Pauline Hanson has been noticeably absent from the campaign trail ahead of Saturday’s five unprecedented by-elections.
But her presence was definitely felt in the crucial Queensland seat of Longman on Friday and, according to her chief of staff, that will be just as good.
Fifty life-sized cutouts of the One Nation leader were delivered to the marginal seat early on Thursday.
On Saturday, as voters turn out in a seat where One Nation preferences will likely decide whether Labor or the Liberals win, there will be a cardboard Pauline at every booth.
Senator Hanson’s chief of staff, James Ashby, told Brisbane’s Courier-Mail the cardboard Senator Hansons were “as good as her”.
“A photo visual of Pauline is as good as her being there because it is a presence,” he said.
“People will still be able to come and get a photo with Pauline.”
— Jackson Williams (@jacksonw____) July 26, 2018
One Nation’s Queensland leader, Steve Dickson, told The Australian he thought the cutouts looked “pretty good”.
“If you can’t have the real person on the day, let’s have the identity of the real person,” he said. “It’s a life-size cutout.”
Senator Hanson has been absent from the final week of campaigning in Longman. She is on holiday, on a cruise around the British Isles.
But Liberal and Labor heavyweights have been busy in Longman, where the by-election was triggered by the dual citizenship of Labor’s Susan Lamb.
She holds the seat by just 0.8 per cent and faces a tough challenge from Liberal National Party candidate Trevor “Big Trev” Ruthenberg.
Prime Minister Malcolm Turnbull and Labor leader Bill Shorten, who both headed to Longman on Friday, have plenty riding on the result in Queensland.
Mr Shorten is considered under the most pressure, with Labor in danger of becoming the first federal opposition to lose a seat to the government in almost a century.
‘No’: Albanese denies leadership challenge
On Friday, Mr Shorten’s main rival for the Labor leadership, Anthony Albanese, was forced to deny he would launch a challenge if the ALP performed poorly in Saturday’s by-elections.
“I don’t know how many times I can say it. Here it is, I’ll say it really slowly – no. There you go.”
When pressed by reporters, Mr Albanese said, “There you go in a word, it’s not hard.”
The other seat that is attracting significant attention is Braddon, in Tasmania’s north-west. There, the deciding factor is likely to be independent Craig Garland, an outspoken fisherman with a disdain for major political parties.

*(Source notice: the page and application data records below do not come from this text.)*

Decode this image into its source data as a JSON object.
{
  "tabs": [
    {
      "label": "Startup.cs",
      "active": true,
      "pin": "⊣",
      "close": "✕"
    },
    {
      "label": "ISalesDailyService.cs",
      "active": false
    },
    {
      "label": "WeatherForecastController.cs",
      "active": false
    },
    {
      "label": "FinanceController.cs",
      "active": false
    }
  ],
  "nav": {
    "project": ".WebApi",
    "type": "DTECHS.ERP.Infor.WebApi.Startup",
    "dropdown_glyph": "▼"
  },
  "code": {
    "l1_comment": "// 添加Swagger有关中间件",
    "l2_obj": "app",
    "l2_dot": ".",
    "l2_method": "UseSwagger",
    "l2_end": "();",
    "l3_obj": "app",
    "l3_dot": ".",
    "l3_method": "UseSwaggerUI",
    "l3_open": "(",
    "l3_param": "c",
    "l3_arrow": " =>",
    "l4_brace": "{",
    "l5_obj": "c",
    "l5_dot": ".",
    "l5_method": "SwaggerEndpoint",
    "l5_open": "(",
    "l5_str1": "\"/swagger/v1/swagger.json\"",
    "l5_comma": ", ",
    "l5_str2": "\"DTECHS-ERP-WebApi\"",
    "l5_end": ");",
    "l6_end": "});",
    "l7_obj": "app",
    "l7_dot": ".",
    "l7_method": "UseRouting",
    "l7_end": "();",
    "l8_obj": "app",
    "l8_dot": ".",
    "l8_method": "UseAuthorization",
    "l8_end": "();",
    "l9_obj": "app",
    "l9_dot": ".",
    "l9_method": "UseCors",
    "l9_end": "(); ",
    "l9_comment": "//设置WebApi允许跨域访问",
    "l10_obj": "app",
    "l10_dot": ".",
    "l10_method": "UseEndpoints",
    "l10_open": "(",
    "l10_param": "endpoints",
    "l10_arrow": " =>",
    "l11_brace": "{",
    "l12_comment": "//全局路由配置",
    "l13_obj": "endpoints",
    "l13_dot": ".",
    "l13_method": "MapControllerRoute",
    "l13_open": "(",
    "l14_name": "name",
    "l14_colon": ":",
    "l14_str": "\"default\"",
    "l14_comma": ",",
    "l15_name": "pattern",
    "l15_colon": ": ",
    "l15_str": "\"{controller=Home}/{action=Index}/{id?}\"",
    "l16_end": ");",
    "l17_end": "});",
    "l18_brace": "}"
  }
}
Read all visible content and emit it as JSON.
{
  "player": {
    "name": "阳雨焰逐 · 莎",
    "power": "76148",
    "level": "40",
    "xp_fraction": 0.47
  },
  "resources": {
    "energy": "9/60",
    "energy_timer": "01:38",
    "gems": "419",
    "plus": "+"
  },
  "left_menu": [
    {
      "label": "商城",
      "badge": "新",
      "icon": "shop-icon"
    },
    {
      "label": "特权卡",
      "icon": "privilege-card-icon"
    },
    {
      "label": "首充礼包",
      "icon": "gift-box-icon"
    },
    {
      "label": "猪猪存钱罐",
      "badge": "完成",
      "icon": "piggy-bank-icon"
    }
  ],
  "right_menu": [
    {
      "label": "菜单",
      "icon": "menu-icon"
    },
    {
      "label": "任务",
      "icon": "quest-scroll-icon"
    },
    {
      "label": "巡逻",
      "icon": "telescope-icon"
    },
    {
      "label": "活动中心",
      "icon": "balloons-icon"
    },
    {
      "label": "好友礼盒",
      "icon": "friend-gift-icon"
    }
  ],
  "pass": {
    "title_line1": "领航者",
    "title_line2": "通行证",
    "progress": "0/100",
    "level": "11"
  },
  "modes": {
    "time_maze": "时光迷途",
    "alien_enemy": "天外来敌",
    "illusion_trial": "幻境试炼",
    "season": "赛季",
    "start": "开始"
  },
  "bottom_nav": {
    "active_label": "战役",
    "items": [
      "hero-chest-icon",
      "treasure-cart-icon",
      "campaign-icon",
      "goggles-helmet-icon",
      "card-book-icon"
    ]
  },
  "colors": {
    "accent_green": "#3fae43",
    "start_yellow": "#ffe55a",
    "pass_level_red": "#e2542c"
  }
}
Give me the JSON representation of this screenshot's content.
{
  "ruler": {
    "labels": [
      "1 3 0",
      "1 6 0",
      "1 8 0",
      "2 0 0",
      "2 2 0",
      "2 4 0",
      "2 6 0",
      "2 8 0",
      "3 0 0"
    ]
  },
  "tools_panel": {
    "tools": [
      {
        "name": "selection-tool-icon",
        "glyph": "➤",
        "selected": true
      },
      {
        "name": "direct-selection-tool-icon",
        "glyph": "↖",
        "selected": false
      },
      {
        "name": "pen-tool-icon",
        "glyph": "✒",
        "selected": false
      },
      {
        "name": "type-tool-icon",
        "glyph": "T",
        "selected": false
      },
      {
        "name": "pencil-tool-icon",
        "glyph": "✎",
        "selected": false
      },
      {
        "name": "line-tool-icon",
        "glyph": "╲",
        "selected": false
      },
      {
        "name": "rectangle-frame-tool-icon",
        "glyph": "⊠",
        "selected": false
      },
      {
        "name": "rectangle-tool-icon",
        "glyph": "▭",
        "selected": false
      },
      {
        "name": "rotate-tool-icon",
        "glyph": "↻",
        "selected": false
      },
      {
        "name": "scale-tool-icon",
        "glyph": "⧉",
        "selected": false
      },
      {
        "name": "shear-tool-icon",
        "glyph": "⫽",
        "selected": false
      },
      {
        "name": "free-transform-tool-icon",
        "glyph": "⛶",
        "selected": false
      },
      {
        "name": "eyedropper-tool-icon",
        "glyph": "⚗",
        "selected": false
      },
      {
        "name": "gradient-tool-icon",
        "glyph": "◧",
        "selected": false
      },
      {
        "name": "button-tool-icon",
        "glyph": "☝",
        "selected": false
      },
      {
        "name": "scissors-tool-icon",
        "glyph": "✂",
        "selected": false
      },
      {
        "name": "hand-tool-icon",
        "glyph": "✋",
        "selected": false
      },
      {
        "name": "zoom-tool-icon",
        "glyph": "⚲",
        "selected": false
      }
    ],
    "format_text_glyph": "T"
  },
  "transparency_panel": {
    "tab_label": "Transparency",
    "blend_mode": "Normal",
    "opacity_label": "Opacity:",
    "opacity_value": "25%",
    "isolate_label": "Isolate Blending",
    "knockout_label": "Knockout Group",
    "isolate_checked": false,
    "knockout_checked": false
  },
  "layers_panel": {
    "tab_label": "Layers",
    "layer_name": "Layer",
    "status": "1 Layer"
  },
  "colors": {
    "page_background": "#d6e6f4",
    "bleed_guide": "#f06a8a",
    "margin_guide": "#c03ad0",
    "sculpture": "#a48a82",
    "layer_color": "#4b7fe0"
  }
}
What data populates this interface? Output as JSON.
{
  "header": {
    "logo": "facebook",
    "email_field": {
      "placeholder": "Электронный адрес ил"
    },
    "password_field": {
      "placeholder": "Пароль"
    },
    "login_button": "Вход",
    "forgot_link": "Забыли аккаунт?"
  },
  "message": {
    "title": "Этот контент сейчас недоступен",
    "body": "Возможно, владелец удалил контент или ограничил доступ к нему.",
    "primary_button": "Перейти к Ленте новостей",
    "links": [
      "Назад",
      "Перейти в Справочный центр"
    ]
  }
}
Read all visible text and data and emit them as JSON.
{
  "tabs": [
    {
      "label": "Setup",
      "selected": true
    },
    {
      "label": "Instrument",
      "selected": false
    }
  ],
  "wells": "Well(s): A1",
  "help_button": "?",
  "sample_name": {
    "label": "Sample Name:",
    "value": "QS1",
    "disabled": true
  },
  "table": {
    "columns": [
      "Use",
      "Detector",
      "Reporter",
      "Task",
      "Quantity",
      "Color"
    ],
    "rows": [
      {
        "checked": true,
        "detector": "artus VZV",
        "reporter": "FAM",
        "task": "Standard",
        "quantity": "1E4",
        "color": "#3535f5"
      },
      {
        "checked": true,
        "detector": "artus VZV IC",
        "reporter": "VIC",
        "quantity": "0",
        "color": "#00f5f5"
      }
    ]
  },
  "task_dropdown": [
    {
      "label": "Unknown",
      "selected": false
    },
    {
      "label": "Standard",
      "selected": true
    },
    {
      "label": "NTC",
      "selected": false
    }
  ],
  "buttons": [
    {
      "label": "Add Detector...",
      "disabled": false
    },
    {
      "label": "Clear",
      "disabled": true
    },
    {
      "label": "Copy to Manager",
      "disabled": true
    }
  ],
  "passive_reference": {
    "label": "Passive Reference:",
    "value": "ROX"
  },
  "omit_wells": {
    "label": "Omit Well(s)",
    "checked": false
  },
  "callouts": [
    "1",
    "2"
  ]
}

Various polls in Braddon have Labor’s Justine Keay and the Liberals’ Brett Whiteley neck-and-neck, or either of the two in front.
Senior politicians from both major parties have also spent plenty of time in Braddon in recent weeks. Mr Shorten has visited the electorate nine times, outscoring the Prime Minister – who has focused on the line that only Mr Whiteley can deliver from government.
“Any other candidate is a risk. The worst risk, of course, is of Labor and the Greens,” Mr Turnbull said.
In South Australia, the Centre Alliance’s Rebekha Sharkie seems likely to hold Mayo, the third in the Super Saturday by-election lineup.
A YouGov/Galaxy poll in News Limited local papers on July 23 predicted Ms Sharkie would win the seat by 59 per cent to 41 per cent after preferences, ahead of the Liberals’ Georgina Downer (daughter of a previous member for Mayo, Alexander).
The other two super Saturday by-elections are in Western Australia. Josh Wilson is tipped to hold Fremantle for Labor, and Perth appears set to be won by new ALP candidate Patrick Gorman.
Perth is the only one of the five super Saturday seats where the by-election was not triggered by dual citizenship. It came after Labor’s Tim Hammond resigned from parliament, citing the pressures of constant travel on his family.
The Liberal Party has not run candidates in either WA by-election.